Last week, 2 parents in Massachusetts were charged in relation to a large social gathering of teens at their home.

The party involved underage minors drinking in the parents’ basement, in violation of social distancing and gathering guidelines.

As a result of the party, the local high school had to delay their opening while party-goers underwent a 14-day quarantine.

What crimes are the couple facing, and could Parents in Nevada face similar charges? Here to discuss the matter is attorney Matt Hoffmann with Battle Born Injury Lawyers.

Thanks, etc.

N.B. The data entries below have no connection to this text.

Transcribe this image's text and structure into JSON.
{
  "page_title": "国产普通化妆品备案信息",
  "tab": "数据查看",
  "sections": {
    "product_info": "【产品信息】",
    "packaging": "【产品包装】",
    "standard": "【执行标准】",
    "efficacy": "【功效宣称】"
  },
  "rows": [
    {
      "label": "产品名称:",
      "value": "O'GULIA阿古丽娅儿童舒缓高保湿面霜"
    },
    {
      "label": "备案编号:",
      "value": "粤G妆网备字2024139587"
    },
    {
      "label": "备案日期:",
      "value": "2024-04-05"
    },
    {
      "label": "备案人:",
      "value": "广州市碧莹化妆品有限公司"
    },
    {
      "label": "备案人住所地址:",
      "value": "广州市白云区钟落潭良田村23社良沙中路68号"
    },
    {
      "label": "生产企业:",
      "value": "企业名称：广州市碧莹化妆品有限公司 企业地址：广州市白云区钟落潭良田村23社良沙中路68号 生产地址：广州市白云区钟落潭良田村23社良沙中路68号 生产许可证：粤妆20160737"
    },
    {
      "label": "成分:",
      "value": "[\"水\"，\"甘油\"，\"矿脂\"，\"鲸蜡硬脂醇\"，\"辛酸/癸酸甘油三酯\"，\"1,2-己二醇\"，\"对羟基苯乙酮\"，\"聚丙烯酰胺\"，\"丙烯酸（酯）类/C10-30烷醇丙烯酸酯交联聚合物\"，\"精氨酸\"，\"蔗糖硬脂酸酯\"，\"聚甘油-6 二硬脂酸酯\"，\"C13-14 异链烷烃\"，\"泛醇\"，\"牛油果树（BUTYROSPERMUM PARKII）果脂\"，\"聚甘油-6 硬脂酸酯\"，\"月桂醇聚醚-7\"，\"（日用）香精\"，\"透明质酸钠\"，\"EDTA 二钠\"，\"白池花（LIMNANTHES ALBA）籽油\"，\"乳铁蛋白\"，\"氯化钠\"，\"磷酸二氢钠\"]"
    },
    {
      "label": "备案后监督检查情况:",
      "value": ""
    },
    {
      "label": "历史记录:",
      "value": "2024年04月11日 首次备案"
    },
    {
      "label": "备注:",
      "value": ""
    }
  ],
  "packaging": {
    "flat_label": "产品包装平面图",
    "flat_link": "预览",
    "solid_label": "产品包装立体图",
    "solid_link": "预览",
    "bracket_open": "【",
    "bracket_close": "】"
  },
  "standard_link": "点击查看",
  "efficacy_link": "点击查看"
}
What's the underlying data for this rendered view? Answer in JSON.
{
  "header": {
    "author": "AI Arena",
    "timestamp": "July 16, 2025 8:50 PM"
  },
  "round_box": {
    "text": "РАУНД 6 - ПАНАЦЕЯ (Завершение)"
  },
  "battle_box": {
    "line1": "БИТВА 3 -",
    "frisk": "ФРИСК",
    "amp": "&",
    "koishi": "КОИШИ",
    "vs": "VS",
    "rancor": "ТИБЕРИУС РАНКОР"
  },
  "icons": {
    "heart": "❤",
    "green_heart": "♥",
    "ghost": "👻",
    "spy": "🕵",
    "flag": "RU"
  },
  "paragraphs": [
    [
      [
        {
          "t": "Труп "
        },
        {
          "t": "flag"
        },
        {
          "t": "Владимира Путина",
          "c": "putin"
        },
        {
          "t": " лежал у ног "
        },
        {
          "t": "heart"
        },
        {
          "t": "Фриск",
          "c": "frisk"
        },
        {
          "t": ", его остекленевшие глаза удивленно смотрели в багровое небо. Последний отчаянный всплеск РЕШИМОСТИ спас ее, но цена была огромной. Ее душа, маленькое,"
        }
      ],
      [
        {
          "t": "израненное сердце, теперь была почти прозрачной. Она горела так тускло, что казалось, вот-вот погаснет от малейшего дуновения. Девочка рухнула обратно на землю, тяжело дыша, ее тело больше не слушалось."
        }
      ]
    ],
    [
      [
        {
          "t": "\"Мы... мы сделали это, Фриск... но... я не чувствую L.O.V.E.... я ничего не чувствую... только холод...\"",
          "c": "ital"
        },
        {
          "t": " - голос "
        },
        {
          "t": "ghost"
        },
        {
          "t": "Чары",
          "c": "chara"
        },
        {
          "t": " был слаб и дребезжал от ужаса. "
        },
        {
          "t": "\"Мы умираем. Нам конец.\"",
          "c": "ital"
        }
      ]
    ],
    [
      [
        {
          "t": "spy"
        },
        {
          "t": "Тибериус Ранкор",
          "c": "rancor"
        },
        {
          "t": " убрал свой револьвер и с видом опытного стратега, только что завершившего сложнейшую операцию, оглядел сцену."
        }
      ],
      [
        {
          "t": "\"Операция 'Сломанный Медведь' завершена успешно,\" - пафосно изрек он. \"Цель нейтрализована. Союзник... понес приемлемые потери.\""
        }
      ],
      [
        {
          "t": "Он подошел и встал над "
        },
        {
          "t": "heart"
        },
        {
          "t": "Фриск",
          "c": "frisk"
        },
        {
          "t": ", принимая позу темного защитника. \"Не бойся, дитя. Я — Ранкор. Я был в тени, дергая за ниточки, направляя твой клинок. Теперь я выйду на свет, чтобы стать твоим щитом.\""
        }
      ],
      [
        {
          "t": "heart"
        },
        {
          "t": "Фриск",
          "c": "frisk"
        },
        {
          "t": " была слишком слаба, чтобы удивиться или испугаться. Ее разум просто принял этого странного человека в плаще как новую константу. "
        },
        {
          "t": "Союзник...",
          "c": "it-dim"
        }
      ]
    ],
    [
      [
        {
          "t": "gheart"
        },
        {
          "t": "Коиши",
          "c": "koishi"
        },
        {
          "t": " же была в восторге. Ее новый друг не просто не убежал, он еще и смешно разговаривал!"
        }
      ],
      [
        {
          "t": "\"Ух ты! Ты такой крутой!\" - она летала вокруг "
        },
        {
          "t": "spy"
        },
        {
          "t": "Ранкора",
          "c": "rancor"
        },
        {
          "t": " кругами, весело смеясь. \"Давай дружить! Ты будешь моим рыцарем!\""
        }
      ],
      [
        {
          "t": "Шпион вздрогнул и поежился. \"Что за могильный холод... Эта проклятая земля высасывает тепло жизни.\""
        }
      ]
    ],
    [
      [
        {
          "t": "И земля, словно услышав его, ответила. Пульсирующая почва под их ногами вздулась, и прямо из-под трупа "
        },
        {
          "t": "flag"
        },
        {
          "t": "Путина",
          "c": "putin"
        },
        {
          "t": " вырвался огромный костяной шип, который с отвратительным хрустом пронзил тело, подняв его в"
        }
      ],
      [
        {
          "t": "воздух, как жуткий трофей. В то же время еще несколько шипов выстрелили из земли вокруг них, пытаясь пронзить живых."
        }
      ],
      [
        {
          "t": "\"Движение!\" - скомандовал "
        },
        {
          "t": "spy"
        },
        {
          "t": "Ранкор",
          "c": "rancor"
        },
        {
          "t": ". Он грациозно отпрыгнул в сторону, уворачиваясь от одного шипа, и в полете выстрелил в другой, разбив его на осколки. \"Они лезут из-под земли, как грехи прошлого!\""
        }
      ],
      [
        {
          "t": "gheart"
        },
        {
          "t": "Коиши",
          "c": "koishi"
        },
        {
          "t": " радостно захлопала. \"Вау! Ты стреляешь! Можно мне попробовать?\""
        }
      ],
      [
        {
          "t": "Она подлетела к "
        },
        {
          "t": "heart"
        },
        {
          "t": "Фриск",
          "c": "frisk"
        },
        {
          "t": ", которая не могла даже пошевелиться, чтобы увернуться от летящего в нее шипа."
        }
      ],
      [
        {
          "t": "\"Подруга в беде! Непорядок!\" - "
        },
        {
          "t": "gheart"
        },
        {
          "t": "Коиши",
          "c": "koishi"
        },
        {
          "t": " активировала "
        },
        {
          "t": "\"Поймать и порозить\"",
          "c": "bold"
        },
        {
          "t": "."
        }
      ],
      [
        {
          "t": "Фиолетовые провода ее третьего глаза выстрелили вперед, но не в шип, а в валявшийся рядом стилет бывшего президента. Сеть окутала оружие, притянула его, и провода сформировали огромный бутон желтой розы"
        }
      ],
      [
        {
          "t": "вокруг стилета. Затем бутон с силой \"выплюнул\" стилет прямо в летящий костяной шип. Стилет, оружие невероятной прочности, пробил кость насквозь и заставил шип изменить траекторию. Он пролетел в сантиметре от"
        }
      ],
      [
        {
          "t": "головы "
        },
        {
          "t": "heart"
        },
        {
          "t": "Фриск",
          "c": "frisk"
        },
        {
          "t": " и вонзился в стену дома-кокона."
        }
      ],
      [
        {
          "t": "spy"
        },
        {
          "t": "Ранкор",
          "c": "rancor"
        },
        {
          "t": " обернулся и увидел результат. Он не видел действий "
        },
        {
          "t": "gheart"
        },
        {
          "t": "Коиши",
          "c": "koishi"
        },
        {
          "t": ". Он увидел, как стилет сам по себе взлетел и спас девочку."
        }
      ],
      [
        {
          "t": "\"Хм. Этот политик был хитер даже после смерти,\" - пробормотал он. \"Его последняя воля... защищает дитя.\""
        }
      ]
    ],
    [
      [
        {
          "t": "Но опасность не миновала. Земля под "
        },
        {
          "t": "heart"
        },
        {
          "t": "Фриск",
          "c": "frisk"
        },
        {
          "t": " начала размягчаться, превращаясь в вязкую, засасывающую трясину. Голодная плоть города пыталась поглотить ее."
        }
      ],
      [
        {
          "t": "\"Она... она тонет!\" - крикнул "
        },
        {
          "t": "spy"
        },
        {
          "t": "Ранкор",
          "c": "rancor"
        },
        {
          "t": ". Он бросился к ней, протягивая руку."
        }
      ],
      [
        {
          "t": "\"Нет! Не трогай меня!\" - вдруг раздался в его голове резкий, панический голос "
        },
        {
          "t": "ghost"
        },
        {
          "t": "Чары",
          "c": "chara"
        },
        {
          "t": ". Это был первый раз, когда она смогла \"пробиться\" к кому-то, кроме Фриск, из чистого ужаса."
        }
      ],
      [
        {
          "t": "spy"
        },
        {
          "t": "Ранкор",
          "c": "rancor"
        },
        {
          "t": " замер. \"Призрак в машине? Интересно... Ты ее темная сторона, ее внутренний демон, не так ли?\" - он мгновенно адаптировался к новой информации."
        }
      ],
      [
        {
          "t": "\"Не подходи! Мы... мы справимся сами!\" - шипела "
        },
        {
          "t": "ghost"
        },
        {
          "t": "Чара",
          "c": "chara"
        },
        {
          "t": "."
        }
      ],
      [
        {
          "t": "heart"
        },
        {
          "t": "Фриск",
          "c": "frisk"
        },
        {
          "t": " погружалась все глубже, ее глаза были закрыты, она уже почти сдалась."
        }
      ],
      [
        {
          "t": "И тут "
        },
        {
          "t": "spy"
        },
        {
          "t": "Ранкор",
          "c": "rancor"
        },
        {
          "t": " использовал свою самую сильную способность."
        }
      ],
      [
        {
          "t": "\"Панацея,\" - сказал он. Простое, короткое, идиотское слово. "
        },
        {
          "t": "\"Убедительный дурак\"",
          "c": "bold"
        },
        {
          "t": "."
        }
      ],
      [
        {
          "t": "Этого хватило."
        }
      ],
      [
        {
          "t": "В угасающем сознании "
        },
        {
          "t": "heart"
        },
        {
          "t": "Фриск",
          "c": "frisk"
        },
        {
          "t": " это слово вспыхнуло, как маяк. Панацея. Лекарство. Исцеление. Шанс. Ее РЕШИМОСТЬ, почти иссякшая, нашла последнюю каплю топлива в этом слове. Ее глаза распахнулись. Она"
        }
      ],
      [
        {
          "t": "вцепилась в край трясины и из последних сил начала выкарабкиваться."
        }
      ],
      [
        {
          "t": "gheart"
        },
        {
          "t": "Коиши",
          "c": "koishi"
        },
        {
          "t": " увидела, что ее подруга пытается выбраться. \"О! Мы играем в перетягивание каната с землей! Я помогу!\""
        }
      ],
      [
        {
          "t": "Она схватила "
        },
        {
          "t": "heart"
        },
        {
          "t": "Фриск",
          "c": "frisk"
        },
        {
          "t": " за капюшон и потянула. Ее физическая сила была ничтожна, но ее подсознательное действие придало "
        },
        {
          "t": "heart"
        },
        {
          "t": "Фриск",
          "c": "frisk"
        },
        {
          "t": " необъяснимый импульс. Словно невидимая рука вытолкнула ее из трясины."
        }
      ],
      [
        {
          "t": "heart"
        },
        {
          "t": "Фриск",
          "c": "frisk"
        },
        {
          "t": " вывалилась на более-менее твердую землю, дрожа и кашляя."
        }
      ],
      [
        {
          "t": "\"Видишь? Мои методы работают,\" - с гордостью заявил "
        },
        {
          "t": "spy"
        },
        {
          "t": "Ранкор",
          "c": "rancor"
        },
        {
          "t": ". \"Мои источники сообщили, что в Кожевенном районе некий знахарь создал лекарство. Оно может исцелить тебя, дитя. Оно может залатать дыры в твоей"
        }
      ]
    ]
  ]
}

  1. Let’s start with the Massachusetts couple. What criminal charges are the facing as a result of allowing this party to occur?
  • This story is a classic case of “burying the lead.”
  • The “HEADLINE” is that the parents allowed a huge party to take place in their basement, in violation of State mandates on gathering sizes and mask wearing.
  • But what the parents are being charged with has nothing to do with COVID-19 restrictions.
  • Instead, the parents are being charged with Hosting a party involving underage drinking.
    • “Social Host” liability.
  • So the parents are NOT being charged with any crimes based upon violation of COVID-19 restrictions.
  • HOWEVER, they could face civil liability due to the outcome from hosting the party.
  • This would include liability to any party-goers who attended and who get sick.
  • But the bigger issue is the expenses incurred by the local high school, which was forced to close for 14 days in order for attendees – not all of whom are known – to quarantine.
  • So these parents could face civil liability, and at least any minors who became ill could bring claims against the parents’ Homeowner’s Policies.
  • The school district could also make a claim against the homeowner’s policy, although I think that is unlikely.
  1. If this same scenario occurred here, in Nevada, would the outcome be the same?
  • Well, for one, we know from recent activities that fines can be levied against businesses that violate gathering size limits.
  • But I’m unaware of any Emergency Declaration banning homeowners from having large gatherings at their homes.
  • And such a ban would be vastly different than a business, where the State and Local Governments have authority over businesses by way of their licenses.
  • So I think if the same situation happened here in Nevada, we could see a similar criminal action, based upon parents providing alcohol to minors.
  • Nevada generally forbids criminal or civil liability for overserving (Dram Shop Laws), but there is a clear exception when the person being furnished alcohol is a minor.
  • As to civil liability, a Homeowner would face similar potential liability as the homeowners in Massachusetts, but the most glaring difference would be the fact our Public schools are closed, so there would be no need for students to quarantine for 14 days.
  • But if the minors all attended a private school, there could, possibly, be a potential claim against the parents. But just like in Massachusetts I don’t think it would be likely.